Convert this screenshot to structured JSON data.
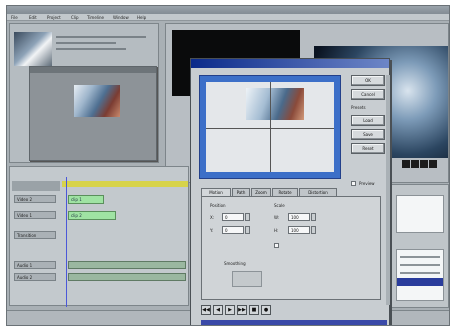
{
  "app": {
    "title": "",
    "menu": [
      "File",
      "Edit",
      "Project",
      "Clip",
      "Timeline",
      "Window",
      "Help"
    ]
  },
  "timeline": {
    "tracks": [
      "Video 2",
      "Video 1",
      "Transition",
      "Audio 1",
      "Audio 2"
    ],
    "clips": [
      "clip 1",
      "clip 2"
    ]
  },
  "dialog": {
    "title": "",
    "buttons": [
      "OK",
      "Cancel",
      "Load",
      "Save",
      "Reset"
    ],
    "side_labels": [
      "Presets",
      "Preview"
    ],
    "tabs": [
      "Motion",
      "Path",
      "Zoom",
      "Rotate",
      "Distortion"
    ],
    "position_group": "Position",
    "scale_group": "Scale",
    "fields": {
      "x_label": "X:",
      "x_value": "0",
      "y_label": "Y:",
      "y_value": "0",
      "w_label": "W:",
      "w_value": "100",
      "h_label": "H:",
      "h_value": "100"
    },
    "checkbox_label": "Preview",
    "anchor_label": "Smoothing",
    "transport": [
      "◀◀",
      "◀",
      "▶",
      "▶▶",
      "■",
      "●"
    ]
  },
  "status": {
    "text": ""
  },
  "colors": {
    "dialog_title": "#0b2a8a",
    "preview_border": "#3c6fc8",
    "clip_green": "#9fe3a3",
    "ruler_yellow": "#d7d34a",
    "selection_blue": "#2a3c9c"
  }
}
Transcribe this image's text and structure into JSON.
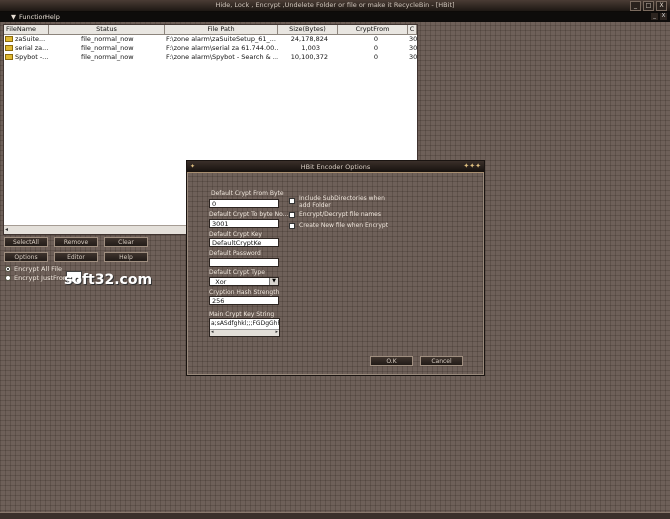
{
  "window": {
    "title": "Hide, Lock , Encrypt ,Undelete Folder or file or make it RecycleBin - [HBit]",
    "controls": [
      "_",
      "□",
      "X"
    ]
  },
  "menu": {
    "items": [
      "Function",
      "Help"
    ],
    "right_controls": [
      "_",
      "X"
    ]
  },
  "file_list": {
    "columns": [
      "FileName",
      "Status",
      "File Path",
      "Size(Bytes)",
      "CryptFrom",
      "C"
    ],
    "rows": [
      {
        "name": "zaSuite...",
        "status": "file_normal_now",
        "path": "F:\\zone alarm\\zaSuiteSetup_61_...",
        "size": "24,178,824",
        "crypt": "0",
        "c": "30"
      },
      {
        "name": "serial za...",
        "status": "file_normal_now",
        "path": "F:\\zone alarm\\serial za 61.744.00...",
        "size": "1,003",
        "crypt": "0",
        "c": "30"
      },
      {
        "name": "Spybot -...",
        "status": "file_normal_now",
        "path": "F:\\zone alarm\\Spybot - Search & ...",
        "size": "10,100,372",
        "crypt": "0",
        "c": "30"
      }
    ]
  },
  "buttons": {
    "selectall": "SelectAll",
    "remove": "Remove",
    "clear": "Clear",
    "options": "Options",
    "editor": "Editor",
    "help": "Help"
  },
  "radio": {
    "encrypt_all": "Encrypt All File",
    "encrypt_just": "Encrypt JustFrom"
  },
  "watermark": "soft32.com",
  "dialog": {
    "title": "HBit Encoder Options",
    "crypt_from_label": "Default Crypt From Byte",
    "crypt_from_value": "0",
    "crypt_to_label": "Default Crypt To byte No...",
    "crypt_to_value": "3001",
    "crypt_key_label": "Default Crypt Key",
    "crypt_key_value": "DefaultCryptKe",
    "password_label": "Default Password",
    "password_value": "",
    "crypt_type_label": "Default Crypt Type",
    "crypt_type_value": "_Xor",
    "hash_label": "Cryption Hash Strength",
    "hash_value": "256",
    "main_key_label": "Main Crypt Key String",
    "main_key_value": "a;sASdfghkl;;;FGDgGhhfjj",
    "checkbox_subdir": "Include SubDirectories when add Folder",
    "checkbox_names": "Encrypt/Decrypt file names",
    "checkbox_new": "Create New file when Encrypt",
    "ok": "O.K",
    "cancel": "Cancel"
  }
}
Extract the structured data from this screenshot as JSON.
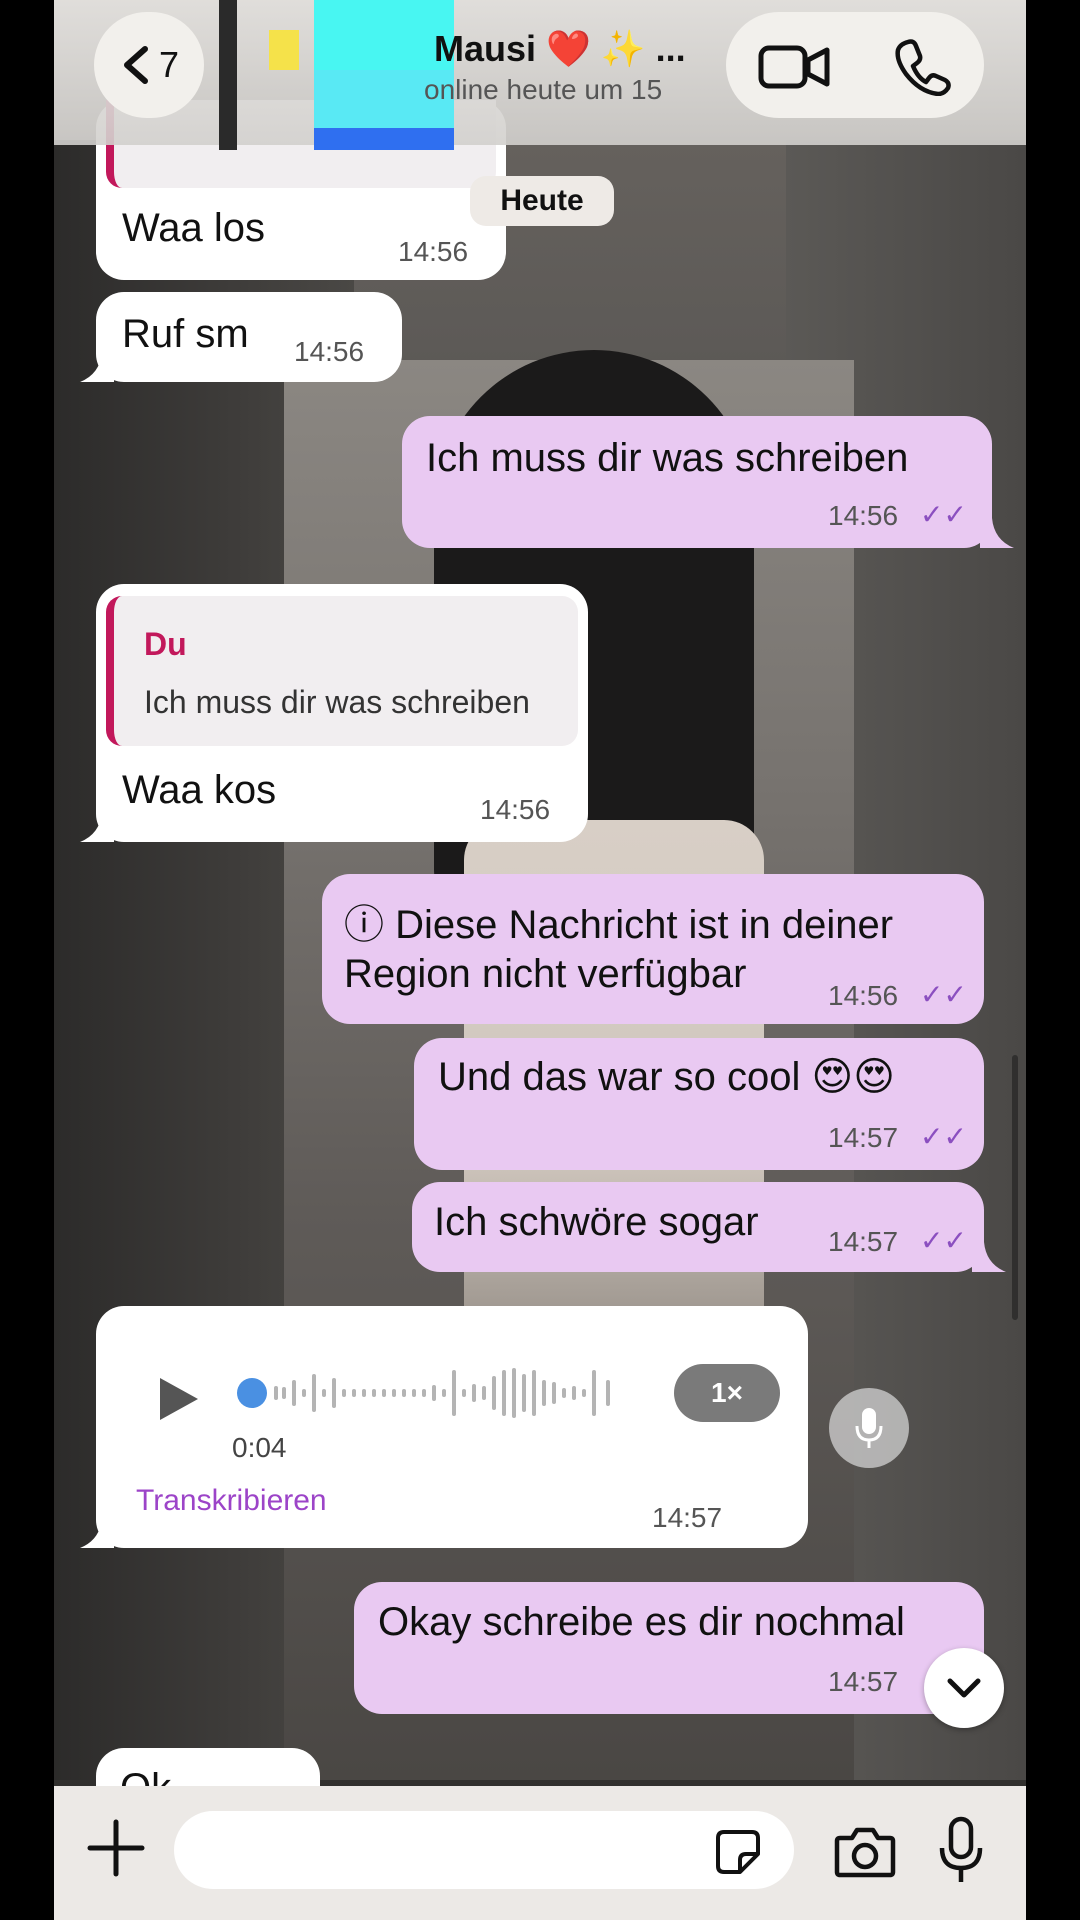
{
  "header": {
    "back_count": "7",
    "contact_name": "Mausi ❤️ ✨ ...",
    "contact_status": "online heute um 15"
  },
  "day_chip": "Heute",
  "messages": [
    {
      "dir": "in",
      "text": "Waa los",
      "time": "14:56"
    },
    {
      "dir": "in",
      "text": "Ruf sm",
      "time": "14:56"
    },
    {
      "dir": "out",
      "text": "Ich muss dir was schreiben",
      "time": "14:56",
      "ticks": "✓✓"
    },
    {
      "dir": "in",
      "quote_author": "Du",
      "quote_text": "Ich muss dir was schreiben",
      "text": "Waa kos",
      "time": "14:56"
    },
    {
      "dir": "out",
      "text_line1": "ⓘ Diese Nachricht ist in deiner",
      "text_line2": "Region nicht verfügbar",
      "time": "14:56",
      "ticks": "✓✓"
    },
    {
      "dir": "out",
      "text": "Und das war so cool 😍😍",
      "time": "14:57",
      "ticks": "✓✓"
    },
    {
      "dir": "out",
      "text": "Ich schwöre sogar",
      "time": "14:57",
      "ticks": "✓✓"
    },
    {
      "dir": "in",
      "type": "voice",
      "duration": "0:04",
      "speed": "1×",
      "transcribe": "Transkribieren",
      "time": "14:57"
    },
    {
      "dir": "out",
      "text": "Okay schreibe es dir nochmal",
      "time": "14:57"
    },
    {
      "dir": "in",
      "text": "Ok"
    }
  ],
  "composer": {
    "placeholder": ""
  },
  "icons": {
    "back": "chevron-left-icon",
    "video": "video-camera-icon",
    "call": "phone-icon",
    "plus": "plus-icon",
    "sticker": "sticker-icon",
    "camera": "camera-icon",
    "mic": "microphone-icon"
  },
  "colors": {
    "outgoing_bubble": "#e9c9f2",
    "incoming_bubble": "#ffffff",
    "quote_accent": "#c2185b",
    "ticks": "#8b4fc0",
    "transcribe_link": "#9c44c8"
  }
}
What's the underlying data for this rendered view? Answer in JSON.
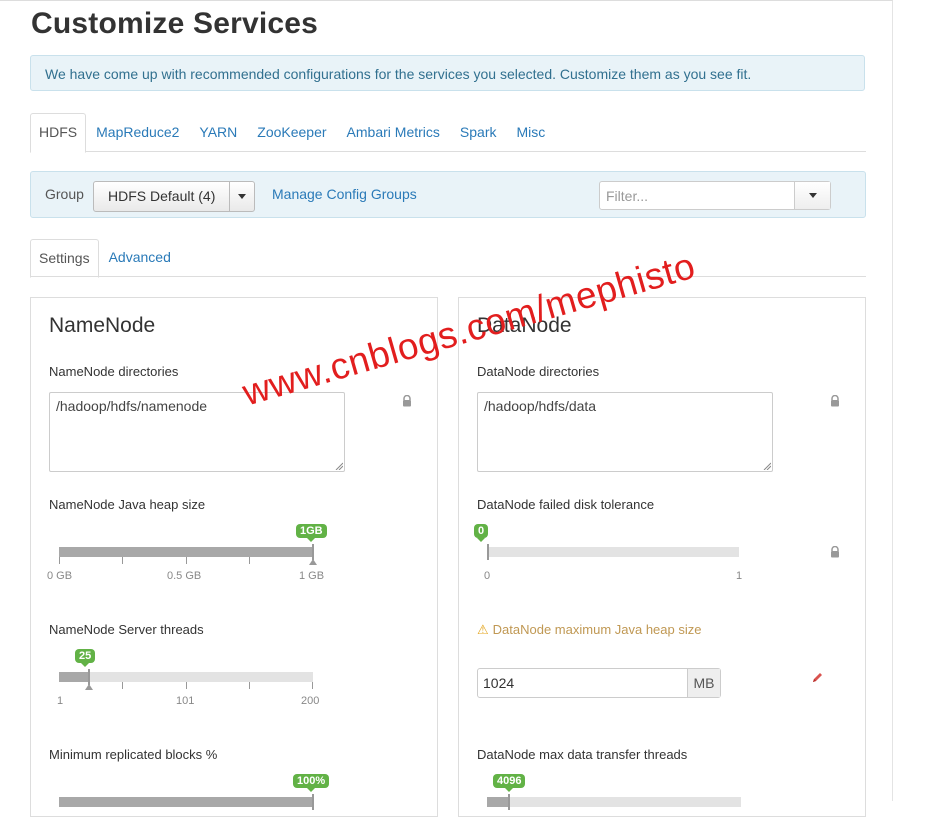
{
  "page": {
    "title": "Customize Services",
    "notice": "We have come up with recommended configurations for the services you selected. Customize them as you see fit."
  },
  "service_tabs": [
    {
      "label": "HDFS",
      "active": true
    },
    {
      "label": "MapReduce2",
      "active": false
    },
    {
      "label": "YARN",
      "active": false
    },
    {
      "label": "ZooKeeper",
      "active": false
    },
    {
      "label": "Ambari Metrics",
      "active": false
    },
    {
      "label": "Spark",
      "active": false
    },
    {
      "label": "Misc",
      "active": false
    }
  ],
  "group_bar": {
    "label": "Group",
    "selected_group": "HDFS Default (4)",
    "manage_link": "Manage Config Groups",
    "filter_placeholder": "Filter...",
    "filter_value": ""
  },
  "sub_tabs": [
    {
      "label": "Settings",
      "active": true
    },
    {
      "label": "Advanced",
      "active": false
    }
  ],
  "namenode": {
    "title": "NameNode",
    "directories_label": "NameNode directories",
    "directories_value": "/hadoop/hdfs/namenode",
    "heap_label": "NameNode Java heap size",
    "heap_badge": "1GB",
    "heap_fraction": 1.0,
    "heap_ticks": [
      "0 GB",
      "0.5 GB",
      "1 GB"
    ],
    "threads_label": "NameNode Server threads",
    "threads_badge": "25",
    "threads_value": 25,
    "threads_ticks": [
      "1",
      "101",
      "200"
    ],
    "min_repl_label": "Minimum replicated blocks %",
    "min_repl_badge": "100%",
    "min_repl_fraction": 1.0
  },
  "datanode": {
    "title": "DataNode",
    "directories_label": "DataNode directories",
    "directories_value": "/hadoop/hdfs/data",
    "disk_tolerance_label": "DataNode failed disk tolerance",
    "disk_tolerance_badge": "0",
    "disk_tolerance_value": 0,
    "disk_tolerance_ticks": [
      "0",
      "1"
    ],
    "max_heap_label": "DataNode maximum Java heap size",
    "max_heap_value": "1024",
    "max_heap_unit": "MB",
    "transfer_threads_label": "DataNode max data transfer threads",
    "transfer_threads_badge": "4096"
  },
  "watermark": "www.cnblogs.com/mephisto",
  "colors": {
    "link": "#2a7ab8",
    "alert_bg": "#e9f3f8",
    "badge": "#62b246",
    "warning": "#c09853",
    "watermark": "#e21e1e"
  }
}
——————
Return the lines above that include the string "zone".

        "path": "F:\\zone alarm\\zaSuiteSetup_61_...",
        "path": "F:\\zone alarm\\serial za 61.744.00...",
        "path": "F:\\zone alarm\\Spybot - Search & ...",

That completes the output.